Selling a car Selling a car at auction
Selling your car at auction is simple but doesn't usually net a very high price
Selling a car at auction promises a quick, trouble-free sale. However, there are no guarantees of selling the car at auction if no buyer reaches your reserve price, and prices tend to be the lowest of any of the sales routes available.
Popular auction houses include British Car Auctions (BCA), Manheim and SMA.
When selling car at auction you enter your car for sale, pay a fee, set a reserve price (below which it cannot be sold), bring it along on the day and (hopefully) watch the bids soar upwards.
The winning bidder at the auction gets ownership of the car immediately on payment, and you'll get your money from the auction company, minus a commission payment, within a few days. If your car doesn’t sell, you must take it back home or try again in another auction.
Pros of selling a car at auction
If your car is a popular model, in good condition and has service history, it should have no difficulty selling.
If it does sell, the auction house will pay up quickly and reliably. If the car develops a fault on the drive home, the new owner has no comeback against you.
Cons of selling a car at auction
There’s no guarantee of a sale at auction, and you won’t get your entry fee refunded if the car doesn’t sell.
If your car is bought, the most you should expect is the trade price, which may be hundreds or thousands of pounds below its expected part exchange value or private sale price.
Car auction tips
Don’t be tempted to bid for your own car in an attempt to drive up the price. It could backfire, leaving you to pay the auctioneer to ‘buy’ your own vehicle.
Make sure you clean and valet your car thoroughly. A well-presented car attracts more attention from bidders.

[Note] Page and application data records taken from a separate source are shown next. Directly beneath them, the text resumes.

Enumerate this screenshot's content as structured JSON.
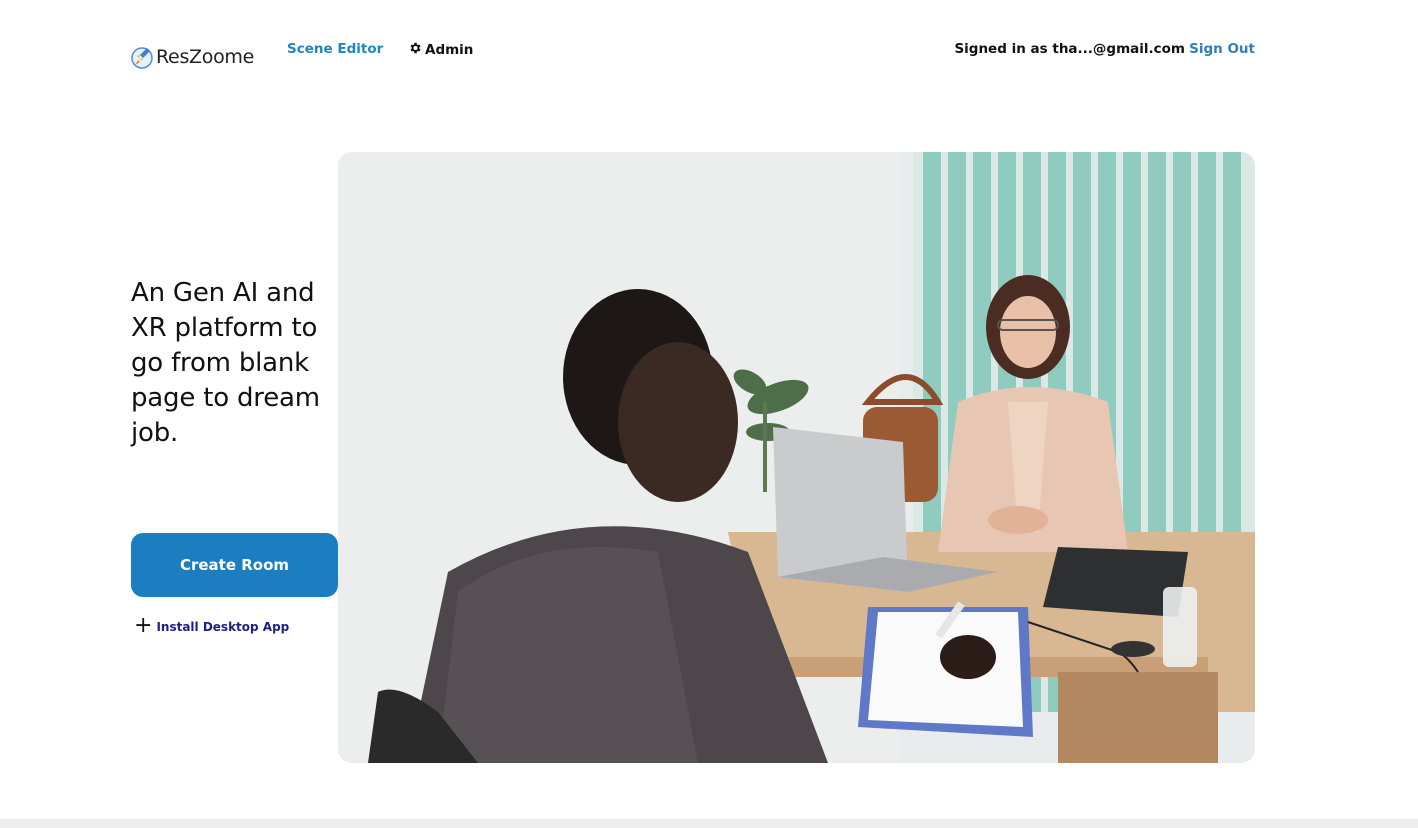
{
  "header": {
    "logo_text": "ResZoome",
    "nav": {
      "scene_editor": "Scene Editor",
      "admin": "Admin"
    },
    "signed_in_text": "Signed in as tha...@gmail.com",
    "sign_out": "Sign Out"
  },
  "hero": {
    "headline": "An Gen AI and XR platform to go from blank page to dream job.",
    "create_room": "Create Room",
    "install_app": "Install Desktop App"
  },
  "colors": {
    "primary": "#1a7ec0",
    "link_blue": "#1f86c6",
    "install_link": "#1d1e8e"
  },
  "icons": {
    "logo": "rocket-logo-icon",
    "admin": "gear-icon",
    "install": "plus-icon"
  }
}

Ensure all your paperwork is gathered together in a file to give to the auction house - most buyers will want to see it in advance, and the more paperwork you have, the better.